Fijian Prime Minister Lohana Siti-Mata said the country would face a $12bn bill for its environmental protection in 2017 as it struggles to reduce greenhouse gas emissions and tackle pollution.

Mr Siti, whose government has faced criticism for its failure to address climate change, said the bill was to help pay for the $5.2bn climate finance package announced in December, and pledged to tackle the issue as soon as possible.

“It’s to pay for climate protection, and climate protection is the main thing that will help us to pay the bill for climate finance,” he said.

Fiji’s climate finance program, which has so far cost $3.4bn, was announced in a deal signed by Fiji’s two main political parties and is expected to bring $5bn of revenue to the country’s coffers over five years.

Mr Lohanas administration has been criticised for its reluctance to tackle climate change.

It has been accused of not taking climate finance seriously enough and for failing to make sure its funds were available to fund projects that the government could afford to do.

The government has been keen to portray itself as an environmentally minded government, which it claims to be.

But the government has also been criticised in the past for failing the countrys environment targets, including by environmental groups.

Environmentalists have also said that the plan is inadequate, and that the country does not have the funds to tackle pollution and the threat of climate change as they say.

The plan has been widely criticised for not including a climate finance guarantee, and some experts have suggested that the money would have to be paid into a global fund rather than the local fund.

The $12.6bn budget will be divided into five areas: environmental protection; climate finance; health; and energy.

The environment sector was set to receive the biggest chunk of the budget, at $8.3bn, but has not been given the money.

Climate finance funds, which include a climate fund and environmental protection funding, were allocated to a range of projects.

Environment and health will receive $1.5bn, and health and wellbeing will receive the other $3bn.

The health and wellness funding was allocated to Fiji in the hope that it would be used to address environmental problems such as air quality and water pollution.

Energy, including hydroelectricity, natural gas and oil, will be allocated $500m to address its energy problems.

The budget is being prepared in consultation with the government and will be submitted to Parliament by December 19.
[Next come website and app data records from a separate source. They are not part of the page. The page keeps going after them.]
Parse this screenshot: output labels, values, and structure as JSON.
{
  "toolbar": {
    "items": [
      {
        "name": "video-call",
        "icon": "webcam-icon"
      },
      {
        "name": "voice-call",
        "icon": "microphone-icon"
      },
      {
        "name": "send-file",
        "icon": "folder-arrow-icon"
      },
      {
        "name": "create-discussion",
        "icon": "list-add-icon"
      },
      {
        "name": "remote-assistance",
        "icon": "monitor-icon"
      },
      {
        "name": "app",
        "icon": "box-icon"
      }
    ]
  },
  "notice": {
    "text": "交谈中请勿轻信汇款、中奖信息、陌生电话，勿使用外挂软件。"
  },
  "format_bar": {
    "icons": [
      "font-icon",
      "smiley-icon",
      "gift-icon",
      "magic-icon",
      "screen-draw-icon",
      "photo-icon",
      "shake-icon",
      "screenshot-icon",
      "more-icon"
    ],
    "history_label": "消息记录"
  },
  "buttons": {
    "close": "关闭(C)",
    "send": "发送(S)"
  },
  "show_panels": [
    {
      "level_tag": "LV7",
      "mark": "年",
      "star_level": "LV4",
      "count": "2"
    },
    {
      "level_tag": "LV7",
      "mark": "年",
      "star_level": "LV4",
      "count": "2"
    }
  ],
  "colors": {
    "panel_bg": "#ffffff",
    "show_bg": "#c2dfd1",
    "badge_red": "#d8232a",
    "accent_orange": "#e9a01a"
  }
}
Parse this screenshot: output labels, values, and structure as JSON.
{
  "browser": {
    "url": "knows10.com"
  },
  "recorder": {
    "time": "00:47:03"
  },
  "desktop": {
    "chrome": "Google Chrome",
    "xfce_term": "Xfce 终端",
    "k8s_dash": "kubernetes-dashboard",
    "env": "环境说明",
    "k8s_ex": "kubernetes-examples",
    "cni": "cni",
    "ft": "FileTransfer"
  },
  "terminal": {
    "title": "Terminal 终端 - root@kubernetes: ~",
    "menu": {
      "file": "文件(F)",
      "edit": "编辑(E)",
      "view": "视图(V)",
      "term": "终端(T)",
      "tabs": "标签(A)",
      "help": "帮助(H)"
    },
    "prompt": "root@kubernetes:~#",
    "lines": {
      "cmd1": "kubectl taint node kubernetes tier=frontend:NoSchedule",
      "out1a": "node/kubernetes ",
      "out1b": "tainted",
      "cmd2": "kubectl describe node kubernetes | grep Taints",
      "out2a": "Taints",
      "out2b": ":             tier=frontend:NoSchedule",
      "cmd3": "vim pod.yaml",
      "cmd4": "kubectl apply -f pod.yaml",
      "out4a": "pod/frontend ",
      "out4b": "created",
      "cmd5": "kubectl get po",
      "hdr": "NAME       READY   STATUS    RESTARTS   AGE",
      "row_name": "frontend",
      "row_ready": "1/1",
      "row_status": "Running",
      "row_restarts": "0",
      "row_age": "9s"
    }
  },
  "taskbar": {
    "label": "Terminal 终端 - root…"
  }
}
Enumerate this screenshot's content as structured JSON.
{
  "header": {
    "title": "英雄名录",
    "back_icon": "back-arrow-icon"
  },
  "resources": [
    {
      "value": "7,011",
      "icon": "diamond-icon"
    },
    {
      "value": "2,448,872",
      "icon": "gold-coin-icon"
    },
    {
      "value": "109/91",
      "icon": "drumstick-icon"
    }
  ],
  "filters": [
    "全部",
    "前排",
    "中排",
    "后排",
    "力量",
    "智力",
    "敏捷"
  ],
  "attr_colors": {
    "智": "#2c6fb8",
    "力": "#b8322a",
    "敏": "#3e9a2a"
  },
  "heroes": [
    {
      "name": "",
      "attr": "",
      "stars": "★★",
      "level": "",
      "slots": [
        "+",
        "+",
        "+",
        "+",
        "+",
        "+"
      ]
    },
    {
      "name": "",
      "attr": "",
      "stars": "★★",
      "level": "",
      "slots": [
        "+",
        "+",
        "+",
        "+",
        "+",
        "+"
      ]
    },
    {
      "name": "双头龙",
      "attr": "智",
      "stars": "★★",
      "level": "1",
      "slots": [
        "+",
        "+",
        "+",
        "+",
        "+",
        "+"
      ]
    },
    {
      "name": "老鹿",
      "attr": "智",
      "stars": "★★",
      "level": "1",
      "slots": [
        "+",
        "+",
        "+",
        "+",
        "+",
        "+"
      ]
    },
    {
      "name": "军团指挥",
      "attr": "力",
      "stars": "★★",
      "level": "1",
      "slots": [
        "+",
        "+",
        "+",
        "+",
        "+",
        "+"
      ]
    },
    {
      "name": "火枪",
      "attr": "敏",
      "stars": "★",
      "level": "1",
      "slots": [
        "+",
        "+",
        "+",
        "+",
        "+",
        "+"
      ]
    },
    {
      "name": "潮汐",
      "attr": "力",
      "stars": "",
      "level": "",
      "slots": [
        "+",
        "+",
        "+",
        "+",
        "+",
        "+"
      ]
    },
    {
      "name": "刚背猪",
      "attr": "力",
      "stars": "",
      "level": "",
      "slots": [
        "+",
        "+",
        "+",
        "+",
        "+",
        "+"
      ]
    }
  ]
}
The country has been struggling with the effects of the island’s cyclonic storm, which is expected this week to hit Fiji for the first time in 30 years.